MRNA-1273, a messenger RNA (mRNA) vaccine for Covid-19 has demonstrated high efficacy in preventing illness including severe illness and death. The vaccine induced robust immune responses that were generally consistent among children, adolescents and both younger and older adults, consistent with its efficacy benefit. The frequency and severity of reactogenic events are an important aspect of safety assessment information related to physical phenomena associated with inflammatory responses to vaccination.
In this talk, we assess the associations between immunogenicity and reactogenicity after two injections of 100 µg mRNA-1273 in the phase 3 COVE adults (≥18 years) and phase 2/3 TeenCOVE adolescents (12-17 years).
Xiao-Li Meng, the Founding Editor-in-Chief of HDSR and the Whipple V. N. Jones Professor of Statistics, and the Founding Editor-in-Chief of Harvard Data Science Review, is well known for his depth and breadth in research, his innovation and passion in pedagogy, his vision and effectiveness in administration, as well as for his engaging and entertaining style as a speaker and writer. Meng was named the best statistician under the age of 40 by COPSS (Committee of Presidents of Statistical Societies) in 2001, and he is the recipient of numerous awards and honors for his more than 150 publications in at least a dozen theoretical and methodological areas, as well as in areas of pedagogy and professional development.

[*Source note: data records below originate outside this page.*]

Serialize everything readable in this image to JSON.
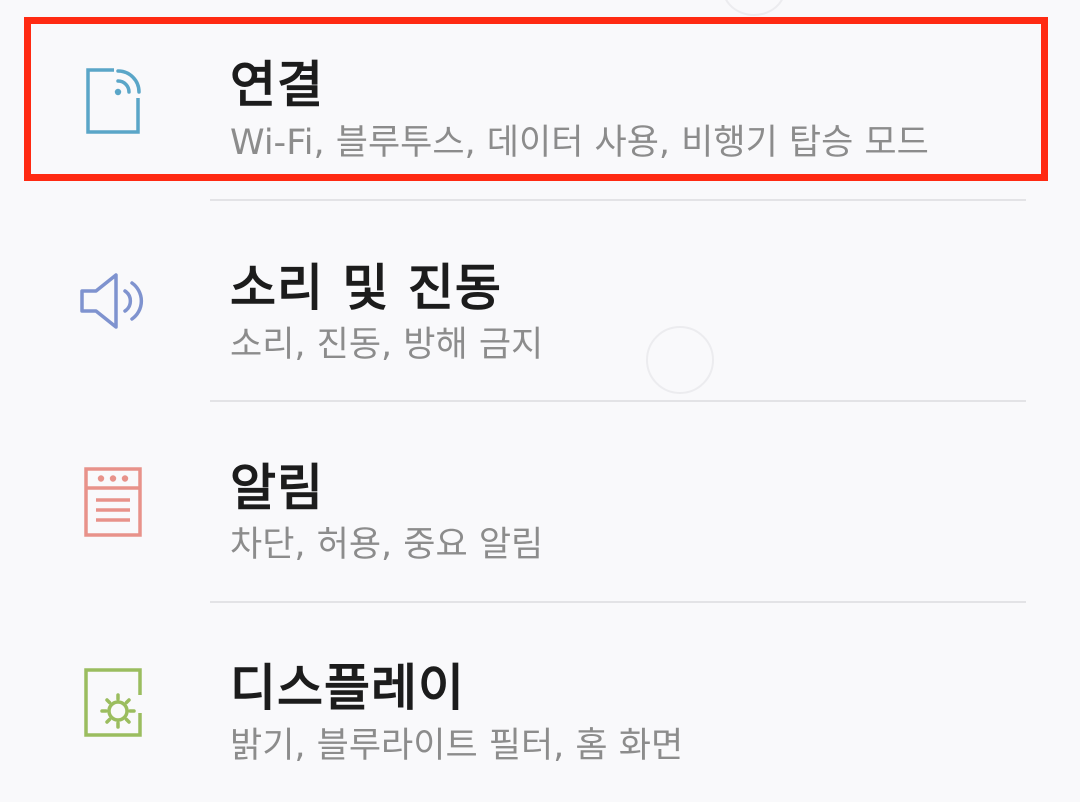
{
  "settings": {
    "items": [
      {
        "title": "연결",
        "subtitle": "Wi-Fi, 블루투스, 데이터 사용, 비행기 탑승 모드",
        "icon": "connections-icon",
        "icon_color": "#5aa6c8"
      },
      {
        "title": "소리 및 진동",
        "subtitle": "소리, 진동, 방해 금지",
        "icon": "speaker-icon",
        "icon_color": "#7f93cf"
      },
      {
        "title": "알림",
        "subtitle": "차단, 허용, 중요 알림",
        "icon": "notifications-icon",
        "icon_color": "#e8928a"
      },
      {
        "title": "디스플레이",
        "subtitle": "밝기, 블루라이트 필터, 홈 화면",
        "icon": "display-brightness-icon",
        "icon_color": "#9bbd5f"
      }
    ]
  },
  "highlight": {
    "color": "#ff2a12",
    "target": "connections"
  }
}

In 2020, he was elected to the American Academy of Arts and Sciences. He has delivered more than 400 research presentations and public speeches on these topics, and he is the author of “The XL-Files," a thought-provoking and entertaining column in the IMS (Institute of Mathematical Statistics) Bulletin. His interests range from the theoretical foundations of statistical inferences (e.g., the interplay among Bayesian, Fiducial, and frequentist perspectives; frameworks for multi-source, multi-phase and multi- resolution inferences) to statistical methods and computation (e.g., posterior predictive p-value; EM algorithm; Markov chain Monte Carlo; bridge and path sampling) to applications in natural, social, and medical sciences and engineering (e.g., complex statistical modeling in astronomy and astrophysics, assessing disparity in mental health services, and quantifying statistical information in genetic studies). Meng received his BS in mathematics from Fudan University in 1982 and his PhD in statistics from Harvard in 1990. He was on the faculty of the University of Chicago from 1991 to 2001 before returning to Harvard, where he served as the Chair of the Department of Statistics (2004-2012) and the Dean of Graduate School of Arts and Sciences (2012-2017).